While Google’s newly introduced Buzz has been deemed a head-on competitor with Twitter and Facebook, I’m left wondering about ulterior motives- mainly how the search giant can leverage its new “social network” into subtly gaining a mobile advertising upper hand.
In its demonstration of Buzz on Tuesday’s unveiling, Google showcased so-called conversation “balloons” appearing on a smartphone’s Google Maps screen. This location-based “buzz” lets a user’s followers know where they are and what they’re doing at all times, integrated heavily with Google maps. Imagine, if you will, an ad for a restaurant or a small boutique shop also popping up somewhere, either in the balloon or on the Maps screen itself, or perhaps a survey request from a nearby coffee shop, with the promise of a 10 percent discount on a latte if you fill in the form.
These tactics are likely what Google is laying the ground work for, and it’s a smart move if you think about it. Let’s not forget that Google is secretly trying to forgo carriers’ lock on subscriber location-data, and has even filed a patent for a method they’ve devised which would allow them to “sniff” data packets sent to and from a user’s device to determine location. The only way to do so in large scale is to offer a plethora of location-based services that users actually want, which Google does very well. Buzz is yet another one of those services, with a heavy emphasis on location.
The more users Google can accumulate using its myriad of free services, the more data packets Google can “sniff” to determine location information. That location information will be invaluable to Google’s future plans for mobile advertising. A solid lock on location data on large scale is the single largest roadblock facing the mobile advertising industry at the moment, and Google is obviously stopping at nothing to be the first to lock it down.

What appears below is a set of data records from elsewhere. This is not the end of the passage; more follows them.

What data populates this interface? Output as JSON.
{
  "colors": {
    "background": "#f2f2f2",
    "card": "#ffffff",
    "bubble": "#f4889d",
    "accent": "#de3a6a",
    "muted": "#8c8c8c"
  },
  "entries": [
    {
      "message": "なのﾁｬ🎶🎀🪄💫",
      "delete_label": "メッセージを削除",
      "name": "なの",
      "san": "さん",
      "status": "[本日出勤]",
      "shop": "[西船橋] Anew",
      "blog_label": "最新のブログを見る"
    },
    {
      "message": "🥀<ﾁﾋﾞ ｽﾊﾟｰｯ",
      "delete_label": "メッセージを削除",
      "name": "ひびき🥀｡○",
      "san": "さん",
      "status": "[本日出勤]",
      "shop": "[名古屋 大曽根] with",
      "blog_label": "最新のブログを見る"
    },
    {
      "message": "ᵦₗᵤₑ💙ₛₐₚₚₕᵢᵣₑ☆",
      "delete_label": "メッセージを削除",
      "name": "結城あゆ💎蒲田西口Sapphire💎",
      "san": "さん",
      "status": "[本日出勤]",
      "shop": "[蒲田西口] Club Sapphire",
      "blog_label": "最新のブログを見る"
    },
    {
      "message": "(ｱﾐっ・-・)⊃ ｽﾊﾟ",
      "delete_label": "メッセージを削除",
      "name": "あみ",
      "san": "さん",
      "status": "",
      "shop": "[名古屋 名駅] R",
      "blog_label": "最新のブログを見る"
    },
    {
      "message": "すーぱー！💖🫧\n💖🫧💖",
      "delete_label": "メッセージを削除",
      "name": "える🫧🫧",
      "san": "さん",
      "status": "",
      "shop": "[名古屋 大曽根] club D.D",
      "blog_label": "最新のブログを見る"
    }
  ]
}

Google has been unsuccessful at cornering the social uprising we’re seeing today, and has found that dominating mobile advertising like it has with Online ads isn’t going to be nearly as easy. With Buzz, the company obviously hopes it will help them grow in both segments, though it may be a case of too little, too late. In the end, Buzz is much more than a social network wrapped in Google services, it’s yet another tool in Google’s quest for mobile advertising glory- but will it work?